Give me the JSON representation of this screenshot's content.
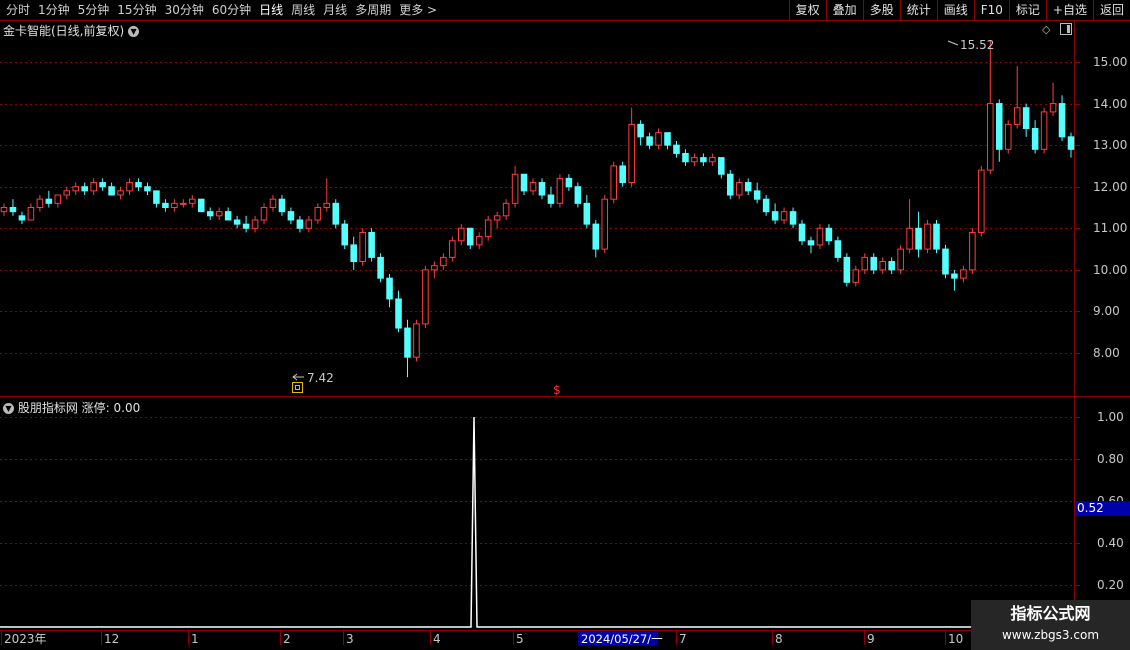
{
  "toolbar": {
    "periods": [
      "分时",
      "1分钟",
      "5分钟",
      "15分钟",
      "30分钟",
      "60分钟",
      "日线",
      "周线",
      "月线",
      "多周期",
      "更多 >"
    ],
    "active_period": "日线",
    "actions": [
      "复权",
      "叠加",
      "多股",
      "统计",
      "画线",
      "F10",
      "标记",
      "+自选",
      "返回"
    ]
  },
  "main_pane": {
    "title": "金卡智能(日线,前复权)",
    "y_ticks": [
      "15.00",
      "14.00",
      "13.00",
      "12.00",
      "11.00",
      "10.00",
      "9.00",
      "8.00"
    ],
    "high_label": "15.52",
    "low_label": "7.42",
    "marker_symbol": "$"
  },
  "indicator_pane": {
    "title": "股朋指标网",
    "indicator_name": "涨停: 0.00",
    "y_ticks": [
      "1.00",
      "0.80",
      "0.60",
      "0.40",
      "0.20"
    ],
    "current_value": "0.52"
  },
  "date_axis": {
    "labels": [
      "2023年",
      "12",
      "1",
      "2",
      "3",
      "4",
      "5",
      "7",
      "8",
      "9",
      "10"
    ],
    "highlight_date": "2024/05/27/一"
  },
  "watermark": {
    "line1": "指标公式网",
    "line2": "www.zbgs3.com"
  },
  "colors": {
    "up": "#ff3c3c",
    "down": "#54ffff",
    "grid": "#8b0000",
    "indicator_line": "#ffffff",
    "highlight_bg": "#0000aa"
  },
  "chart_data": [
    {
      "type": "candlestick",
      "title": "金卡智能(日线,前复权)",
      "ylim": [
        7.0,
        15.8
      ],
      "points": [
        [
          11.4,
          11.6,
          11.3,
          11.5
        ],
        [
          11.5,
          11.7,
          11.3,
          11.4
        ],
        [
          11.3,
          11.4,
          11.1,
          11.2
        ],
        [
          11.2,
          11.6,
          11.2,
          11.5
        ],
        [
          11.5,
          11.8,
          11.4,
          11.7
        ],
        [
          11.7,
          11.9,
          11.5,
          11.6
        ],
        [
          11.6,
          11.8,
          11.5,
          11.8
        ],
        [
          11.8,
          12.0,
          11.7,
          11.9
        ],
        [
          11.9,
          12.1,
          11.8,
          12.0
        ],
        [
          12.0,
          12.1,
          11.8,
          11.9
        ],
        [
          11.9,
          12.2,
          11.8,
          12.1
        ],
        [
          12.1,
          12.2,
          11.9,
          12.0
        ],
        [
          12.0,
          12.1,
          11.8,
          11.8
        ],
        [
          11.8,
          12.0,
          11.7,
          11.9
        ],
        [
          11.9,
          12.2,
          11.8,
          12.1
        ],
        [
          12.1,
          12.2,
          11.9,
          12.0
        ],
        [
          12.0,
          12.1,
          11.8,
          11.9
        ],
        [
          11.9,
          11.9,
          11.5,
          11.6
        ],
        [
          11.6,
          11.7,
          11.4,
          11.5
        ],
        [
          11.5,
          11.7,
          11.4,
          11.6
        ],
        [
          11.6,
          11.7,
          11.5,
          11.6
        ],
        [
          11.6,
          11.8,
          11.5,
          11.7
        ],
        [
          11.7,
          11.7,
          11.4,
          11.4
        ],
        [
          11.4,
          11.5,
          11.2,
          11.3
        ],
        [
          11.3,
          11.5,
          11.2,
          11.4
        ],
        [
          11.4,
          11.5,
          11.2,
          11.2
        ],
        [
          11.2,
          11.3,
          11.0,
          11.1
        ],
        [
          11.1,
          11.3,
          10.9,
          11.0
        ],
        [
          11.0,
          11.3,
          10.9,
          11.2
        ],
        [
          11.2,
          11.6,
          11.1,
          11.5
        ],
        [
          11.5,
          11.8,
          11.4,
          11.7
        ],
        [
          11.7,
          11.8,
          11.3,
          11.4
        ],
        [
          11.4,
          11.5,
          11.1,
          11.2
        ],
        [
          11.2,
          11.3,
          10.9,
          11.0
        ],
        [
          11.0,
          11.3,
          10.9,
          11.2
        ],
        [
          11.2,
          11.6,
          11.1,
          11.5
        ],
        [
          11.5,
          12.2,
          11.4,
          11.6
        ],
        [
          11.6,
          11.7,
          11.0,
          11.1
        ],
        [
          11.1,
          11.2,
          10.5,
          10.6
        ],
        [
          10.6,
          10.8,
          10.0,
          10.2
        ],
        [
          10.2,
          11.0,
          10.1,
          10.9
        ],
        [
          10.9,
          11.0,
          10.2,
          10.3
        ],
        [
          10.3,
          10.4,
          9.7,
          9.8
        ],
        [
          9.8,
          9.9,
          9.1,
          9.3
        ],
        [
          9.3,
          9.5,
          8.5,
          8.6
        ],
        [
          8.6,
          8.8,
          7.42,
          7.9
        ],
        [
          7.9,
          8.8,
          7.8,
          8.7
        ],
        [
          8.7,
          10.1,
          8.6,
          10.0
        ],
        [
          10.0,
          10.2,
          9.8,
          10.1
        ],
        [
          10.1,
          10.4,
          10.0,
          10.3
        ],
        [
          10.3,
          10.8,
          10.2,
          10.7
        ],
        [
          10.7,
          11.1,
          10.6,
          11.0
        ],
        [
          11.0,
          11.0,
          10.5,
          10.6
        ],
        [
          10.6,
          10.9,
          10.5,
          10.8
        ],
        [
          10.8,
          11.3,
          10.7,
          11.2
        ],
        [
          11.2,
          11.4,
          11.0,
          11.3
        ],
        [
          11.3,
          11.7,
          11.2,
          11.6
        ],
        [
          11.6,
          12.5,
          11.5,
          12.3
        ],
        [
          12.3,
          12.3,
          11.8,
          11.9
        ],
        [
          11.9,
          12.2,
          11.8,
          12.1
        ],
        [
          12.1,
          12.2,
          11.7,
          11.8
        ],
        [
          11.8,
          12.0,
          11.5,
          11.6
        ],
        [
          11.6,
          12.3,
          11.5,
          12.2
        ],
        [
          12.2,
          12.3,
          11.9,
          12.0
        ],
        [
          12.0,
          12.1,
          11.5,
          11.6
        ],
        [
          11.6,
          11.8,
          11.0,
          11.1
        ],
        [
          11.1,
          11.2,
          10.3,
          10.5
        ],
        [
          10.5,
          11.8,
          10.4,
          11.7
        ],
        [
          11.7,
          12.6,
          11.6,
          12.5
        ],
        [
          12.5,
          12.6,
          12.0,
          12.1
        ],
        [
          12.1,
          13.9,
          12.0,
          13.5
        ],
        [
          13.5,
          13.6,
          13.0,
          13.2
        ],
        [
          13.2,
          13.3,
          12.9,
          13.0
        ],
        [
          13.0,
          13.4,
          12.9,
          13.3
        ],
        [
          13.3,
          13.3,
          12.9,
          13.0
        ],
        [
          13.0,
          13.1,
          12.7,
          12.8
        ],
        [
          12.8,
          12.9,
          12.5,
          12.6
        ],
        [
          12.6,
          12.8,
          12.5,
          12.7
        ],
        [
          12.7,
          12.8,
          12.5,
          12.6
        ],
        [
          12.6,
          12.8,
          12.5,
          12.7
        ],
        [
          12.7,
          12.7,
          12.2,
          12.3
        ],
        [
          12.3,
          12.4,
          11.7,
          11.8
        ],
        [
          11.8,
          12.2,
          11.7,
          12.1
        ],
        [
          12.1,
          12.2,
          11.8,
          11.9
        ],
        [
          11.9,
          12.1,
          11.6,
          11.7
        ],
        [
          11.7,
          11.8,
          11.3,
          11.4
        ],
        [
          11.4,
          11.6,
          11.1,
          11.2
        ],
        [
          11.2,
          11.5,
          11.1,
          11.4
        ],
        [
          11.4,
          11.5,
          11.0,
          11.1
        ],
        [
          11.1,
          11.2,
          10.6,
          10.7
        ],
        [
          10.7,
          10.8,
          10.4,
          10.6
        ],
        [
          10.6,
          11.1,
          10.5,
          11.0
        ],
        [
          11.0,
          11.1,
          10.6,
          10.7
        ],
        [
          10.7,
          10.8,
          10.2,
          10.3
        ],
        [
          10.3,
          10.4,
          9.6,
          9.7
        ],
        [
          9.7,
          10.1,
          9.6,
          10.0
        ],
        [
          10.0,
          10.4,
          9.9,
          10.3
        ],
        [
          10.3,
          10.4,
          9.9,
          10.0
        ],
        [
          10.0,
          10.3,
          9.9,
          10.2
        ],
        [
          10.2,
          10.3,
          9.9,
          10.0
        ],
        [
          10.0,
          10.6,
          9.9,
          10.5
        ],
        [
          10.5,
          11.7,
          10.4,
          11.0
        ],
        [
          11.0,
          11.4,
          10.3,
          10.5
        ],
        [
          10.5,
          11.2,
          10.4,
          11.1
        ],
        [
          11.1,
          11.2,
          10.4,
          10.5
        ],
        [
          10.5,
          10.6,
          9.8,
          9.9
        ],
        [
          9.9,
          10.0,
          9.5,
          9.8
        ],
        [
          9.8,
          10.1,
          9.7,
          10.0
        ],
        [
          10.0,
          11.0,
          9.9,
          10.9
        ],
        [
          10.9,
          12.5,
          10.8,
          12.4
        ],
        [
          12.4,
          15.52,
          12.3,
          14.0
        ],
        [
          14.0,
          14.1,
          12.6,
          12.9
        ],
        [
          12.9,
          13.6,
          12.8,
          13.5
        ],
        [
          13.5,
          14.9,
          13.4,
          13.9
        ],
        [
          13.9,
          14.0,
          13.2,
          13.4
        ],
        [
          13.4,
          13.6,
          12.8,
          12.9
        ],
        [
          12.9,
          13.9,
          12.8,
          13.8
        ],
        [
          13.8,
          14.5,
          13.7,
          14.0
        ],
        [
          14.0,
          14.2,
          13.1,
          13.2
        ],
        [
          13.2,
          13.3,
          12.7,
          12.9
        ]
      ]
    },
    {
      "type": "line",
      "title": "股朋指标网 涨停",
      "ylim": [
        0,
        1.05
      ],
      "x": [
        "2023年",
        "2024/05/27/一",
        "10"
      ],
      "y": [
        0,
        1.0,
        0
      ]
    }
  ]
}
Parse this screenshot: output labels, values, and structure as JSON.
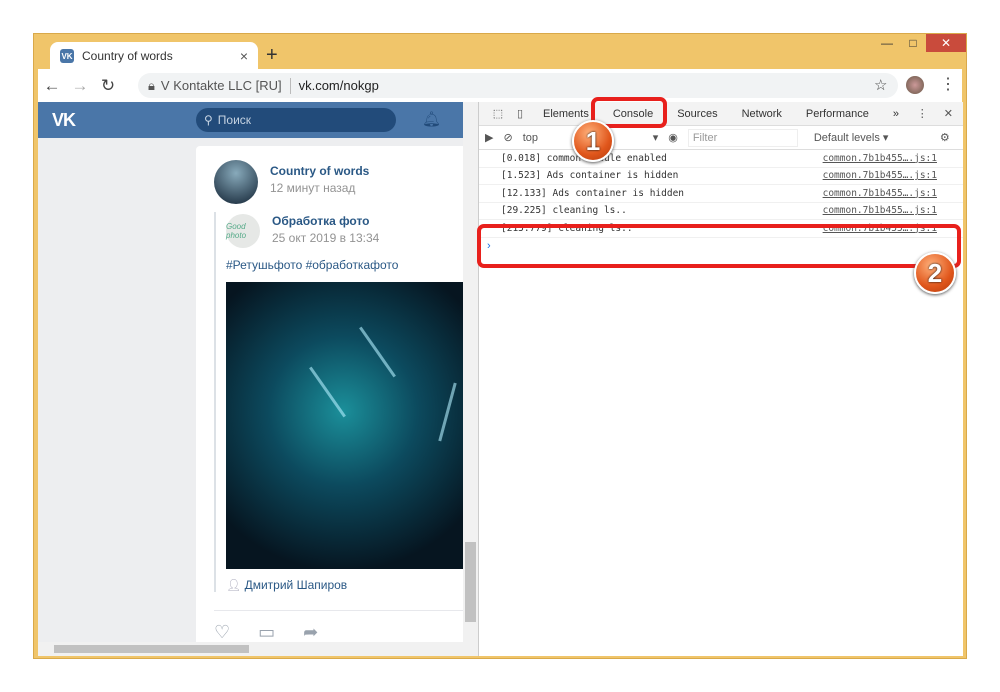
{
  "browser": {
    "tab_title": "Country of words",
    "favicon": "VK",
    "new_tab": "+",
    "site_identity": "V Kontakte LLC [RU]",
    "url": "vk.com/nokgp",
    "min": "—",
    "max": "□",
    "close": "✕"
  },
  "vk": {
    "logo": "VK",
    "search_placeholder": "Поиск",
    "post": {
      "author": "Country of words",
      "time": "12 минут назад",
      "repost": {
        "author": "Обработка фото",
        "date": "25 окт 2019 в 13:34",
        "avatar_text": "Good photo",
        "tags": "#Ретушьфото #обработкафото",
        "signer": "Дмитрий Шапиров"
      }
    }
  },
  "devtools": {
    "tabs": [
      "Elements",
      "Console",
      "Sources",
      "Network",
      "Performance"
    ],
    "active_tab": "Console",
    "more": "»",
    "context": "top",
    "filter_placeholder": "Filter",
    "levels": "Default levels ▾",
    "logs": [
      {
        "text": "[0.018]  common module enabled",
        "src": "common.7b1b455….js:1"
      },
      {
        "text": "[1.523]  Ads container is hidden",
        "src": "common.7b1b455….js:1"
      },
      {
        "text": "[12.133]  Ads container is hidden",
        "src": "common.7b1b455….js:1"
      },
      {
        "text": "[29.225]  cleaning ls..",
        "src": "common.7b1b455….js:1"
      },
      {
        "text": "[215.779]  cleaning ls..",
        "src": "common.7b1b455….js:1"
      }
    ],
    "prompt": "›"
  },
  "annotations": {
    "step1": "1",
    "step2": "2"
  }
}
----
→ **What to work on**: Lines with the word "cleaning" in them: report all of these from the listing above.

→ **Task solution**:
        "text": "[29.225]  cleaning ls..",
        "text": "[215.779]  cleaning ls..",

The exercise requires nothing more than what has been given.